TASK REQUIREMENTS -> Would you print the records as they stand, down to the last character?

◆ ◆ ◆ ◆ ◆ ◆ ◆

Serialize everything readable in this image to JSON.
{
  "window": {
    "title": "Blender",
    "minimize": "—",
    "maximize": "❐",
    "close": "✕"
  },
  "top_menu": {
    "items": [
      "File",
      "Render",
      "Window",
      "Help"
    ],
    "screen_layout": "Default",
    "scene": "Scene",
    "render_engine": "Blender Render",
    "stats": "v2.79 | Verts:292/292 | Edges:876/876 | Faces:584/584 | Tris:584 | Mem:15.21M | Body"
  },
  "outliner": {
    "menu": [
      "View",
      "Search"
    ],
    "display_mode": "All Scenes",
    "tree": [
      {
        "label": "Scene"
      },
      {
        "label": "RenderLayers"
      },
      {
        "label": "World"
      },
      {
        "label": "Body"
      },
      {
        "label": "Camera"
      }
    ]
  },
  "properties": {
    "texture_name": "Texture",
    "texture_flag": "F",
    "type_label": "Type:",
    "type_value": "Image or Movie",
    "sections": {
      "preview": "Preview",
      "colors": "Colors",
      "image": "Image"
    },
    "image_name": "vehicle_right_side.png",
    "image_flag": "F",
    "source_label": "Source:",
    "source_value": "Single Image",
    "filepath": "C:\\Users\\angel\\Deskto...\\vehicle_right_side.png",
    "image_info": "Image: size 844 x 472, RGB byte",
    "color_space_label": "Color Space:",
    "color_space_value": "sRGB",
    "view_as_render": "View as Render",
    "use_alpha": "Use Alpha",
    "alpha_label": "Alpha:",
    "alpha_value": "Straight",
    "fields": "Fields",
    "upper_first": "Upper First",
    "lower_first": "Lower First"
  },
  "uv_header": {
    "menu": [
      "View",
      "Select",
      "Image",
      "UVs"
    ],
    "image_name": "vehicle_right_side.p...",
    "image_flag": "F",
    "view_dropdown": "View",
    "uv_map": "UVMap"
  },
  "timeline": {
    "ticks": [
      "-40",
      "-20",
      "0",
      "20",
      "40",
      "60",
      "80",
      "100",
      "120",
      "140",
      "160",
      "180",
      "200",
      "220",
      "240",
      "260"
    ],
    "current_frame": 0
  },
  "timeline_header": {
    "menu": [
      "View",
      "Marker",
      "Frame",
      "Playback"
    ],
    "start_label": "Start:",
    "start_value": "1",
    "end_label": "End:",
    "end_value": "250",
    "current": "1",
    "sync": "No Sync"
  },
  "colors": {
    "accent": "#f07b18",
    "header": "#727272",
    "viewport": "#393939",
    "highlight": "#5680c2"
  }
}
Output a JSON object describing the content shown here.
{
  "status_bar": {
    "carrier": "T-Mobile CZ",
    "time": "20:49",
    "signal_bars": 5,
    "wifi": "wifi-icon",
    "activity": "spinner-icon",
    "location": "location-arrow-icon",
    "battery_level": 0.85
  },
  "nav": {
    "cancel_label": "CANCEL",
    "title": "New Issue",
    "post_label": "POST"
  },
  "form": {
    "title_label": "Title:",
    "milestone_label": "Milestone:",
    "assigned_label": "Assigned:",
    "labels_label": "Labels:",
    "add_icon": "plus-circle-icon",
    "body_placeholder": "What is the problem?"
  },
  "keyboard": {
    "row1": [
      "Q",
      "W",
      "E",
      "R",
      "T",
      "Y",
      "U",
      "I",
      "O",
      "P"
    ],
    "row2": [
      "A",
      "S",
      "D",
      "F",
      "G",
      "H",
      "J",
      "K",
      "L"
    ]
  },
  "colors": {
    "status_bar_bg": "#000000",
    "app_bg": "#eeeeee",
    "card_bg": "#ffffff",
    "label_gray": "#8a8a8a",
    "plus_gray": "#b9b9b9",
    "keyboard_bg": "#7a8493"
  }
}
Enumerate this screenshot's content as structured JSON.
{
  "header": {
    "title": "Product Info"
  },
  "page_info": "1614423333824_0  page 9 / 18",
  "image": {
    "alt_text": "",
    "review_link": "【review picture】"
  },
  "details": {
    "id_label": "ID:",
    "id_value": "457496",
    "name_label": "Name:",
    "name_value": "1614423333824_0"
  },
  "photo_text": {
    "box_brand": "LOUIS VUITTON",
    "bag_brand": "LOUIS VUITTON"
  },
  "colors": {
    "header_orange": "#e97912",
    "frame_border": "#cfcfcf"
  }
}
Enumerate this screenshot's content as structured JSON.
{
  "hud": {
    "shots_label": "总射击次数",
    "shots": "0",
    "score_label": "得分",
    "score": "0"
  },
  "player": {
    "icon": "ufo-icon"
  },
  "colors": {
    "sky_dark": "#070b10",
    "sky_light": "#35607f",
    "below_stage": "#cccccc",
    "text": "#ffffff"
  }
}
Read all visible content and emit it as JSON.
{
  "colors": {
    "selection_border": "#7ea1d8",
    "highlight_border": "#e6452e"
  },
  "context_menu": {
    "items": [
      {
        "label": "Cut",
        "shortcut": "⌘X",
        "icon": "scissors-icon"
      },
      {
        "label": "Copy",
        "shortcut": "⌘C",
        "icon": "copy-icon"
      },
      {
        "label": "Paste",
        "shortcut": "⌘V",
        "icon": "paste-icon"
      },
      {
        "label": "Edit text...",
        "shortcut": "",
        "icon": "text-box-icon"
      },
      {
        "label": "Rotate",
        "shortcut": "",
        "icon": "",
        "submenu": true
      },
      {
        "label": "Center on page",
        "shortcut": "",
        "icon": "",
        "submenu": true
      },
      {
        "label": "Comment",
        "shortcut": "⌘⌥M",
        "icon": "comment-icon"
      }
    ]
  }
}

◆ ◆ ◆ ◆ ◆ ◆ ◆

EXPECTED OUTPUT ->
Serialize everything readable in this image to JSON.
{
  "window": {
    "title": "Blender",
    "minimize": "—",
    "maximize": "❐",
    "close": "✕"
  },
  "top_menu": {
    "items": [
      "File",
      "Render",
      "Window",
      "Help"
    ],
    "screen_layout": "Default",
    "scene": "Scene",
    "render_engine": "Blender Render",
    "stats": "v2.79 | Verts:292/292 | Edges:876/876 | Faces:584/584 | Tris:584 | Mem:15.21M | Body"
  },
  "outliner": {
    "menu": [
      "View",
      "Search"
    ],
    "display_mode": "All Scenes",
    "tree": [
      {
        "label": "Scene"
      },
      {
        "label": "RenderLayers"
      },
      {
        "label": "World"
      },
      {
        "label": "Body"
      },
      {
        "label": "Camera"
      }
    ]
  },
  "properties": {
    "texture_name": "Texture",
    "texture_flag": "F",
    "type_label": "Type:",
    "type_value": "Image or Movie",
    "sections": {
      "preview": "Preview",
      "colors": "Colors",
      "image": "Image"
    },
    "image_name": "vehicle_right_side.png",
    "image_flag": "F",
    "source_label": "Source:",
    "source_value": "Single Image",
    "filepath": "C:\\Users\\angel\\Deskto...\\vehicle_right_side.png",
    "image_info": "Image: size 844 x 472, RGB byte",
    "color_space_label": "Color Space:",
    "color_space_value": "sRGB",
    "view_as_render": "View as Render",
    "use_alpha": "Use Alpha",
    "alpha_label": "Alpha:",
    "alpha_value": "Straight",
    "fields": "Fields",
    "upper_first": "Upper First",
    "lower_first": "Lower First"
  },
  "uv_header": {
    "menu": [
      "View",
      "Select",
      "Image",
      "UVs"
    ],
    "image_name": "vehicle_right_side.p...",
    "image_flag": "F",
    "view_dropdown": "View",
    "uv_map": "UVMap"
  },
  "timeline": {
    "ticks": [
      "-40",
      "-20",
      "0",
      "20",
      "40",
      "60",
      "80",
      "100",
      "120",
      "140",
      "160",
      "180",
      "200",
      "220",
      "240",
      "260"
    ],
    "current_frame": 0
  },
  "timeline_header": {
    "menu": [
      "View",
      "Marker",
      "Frame",
      "Playback"
    ],
    "start_label": "Start:",
    "start_value": "1",
    "end_label": "End:",
    "end_value": "250",
    "current": "1",
    "sync": "No Sync"
  },
  "colors": {
    "accent": "#f07b18",
    "header": "#727272",
    "viewport": "#393939",
    "highlight": "#5680c2"
  }
}
Output a JSON object describing the content shown here.
{
  "status_bar": {
    "carrier": "T-Mobile CZ",
    "time": "20:49",
    "signal_bars": 5,
    "wifi": "wifi-icon",
    "activity": "spinner-icon",
    "location": "location-arrow-icon",
    "battery_level": 0.85
  },
  "nav": {
    "cancel_label": "CANCEL",
    "title": "New Issue",
    "post_label": "POST"
  },
  "form": {
    "title_label": "Title:",
    "milestone_label": "Milestone:",
    "assigned_label": "Assigned:",
    "labels_label": "Labels:",
    "add_icon": "plus-circle-icon",
    "body_placeholder": "What is the problem?"
  },
  "keyboard": {
    "row1": [
      "Q",
      "W",
      "E",
      "R",
      "T",
      "Y",
      "U",
      "I",
      "O",
      "P"
    ],
    "row2": [
      "A",
      "S",
      "D",
      "F",
      "G",
      "H",
      "J",
      "K",
      "L"
    ]
  },
  "colors": {
    "status_bar_bg": "#000000",
    "app_bg": "#eeeeee",
    "card_bg": "#ffffff",
    "label_gray": "#8a8a8a",
    "plus_gray": "#b9b9b9",
    "keyboard_bg": "#7a8493"
  }
}
Enumerate this screenshot's content as structured JSON.
{
  "header": {
    "title": "Product Info"
  },
  "page_info": "1614423333824_0  page 9 / 18",
  "image": {
    "alt_text": "",
    "review_link": "【review picture】"
  },
  "details": {
    "id_label": "ID:",
    "id_value": "457496",
    "name_label": "Name:",
    "name_value": "1614423333824_0"
  },
  "photo_text": {
    "box_brand": "LOUIS VUITTON",
    "bag_brand": "LOUIS VUITTON"
  },
  "colors": {
    "header_orange": "#e97912",
    "frame_border": "#cfcfcf"
  }
}
Enumerate this screenshot's content as structured JSON.
{
  "hud": {
    "shots_label": "总射击次数",
    "shots": "0",
    "score_label": "得分",
    "score": "0"
  },
  "player": {
    "icon": "ufo-icon"
  },
  "colors": {
    "sky_dark": "#070b10",
    "sky_light": "#35607f",
    "below_stage": "#cccccc",
    "text": "#ffffff"
  }
}
Read all visible content and emit it as JSON.
{
  "colors": {
    "selection_border": "#7ea1d8",
    "highlight_border": "#e6452e"
  },
  "context_menu": {
    "items": [
      {
        "label": "Cut",
        "shortcut": "⌘X",
        "icon": "scissors-icon"
      },
      {
        "label": "Copy",
        "shortcut": "⌘C",
        "icon": "copy-icon"
      },
      {
        "label": "Paste",
        "shortcut": "⌘V",
        "icon": "paste-icon"
      },
      {
        "label": "Edit text...",
        "shortcut": "",
        "icon": "text-box-icon"
      },
      {
        "label": "Rotate",
        "shortcut": "",
        "icon": "",
        "submenu": true
      },
      {
        "label": "Center on page",
        "shortcut": "",
        "icon": "",
        "submenu": true
      },
      {
        "label": "Comment",
        "shortcut": "⌘⌥M",
        "icon": "comment-icon"
      }
    ]
  }
}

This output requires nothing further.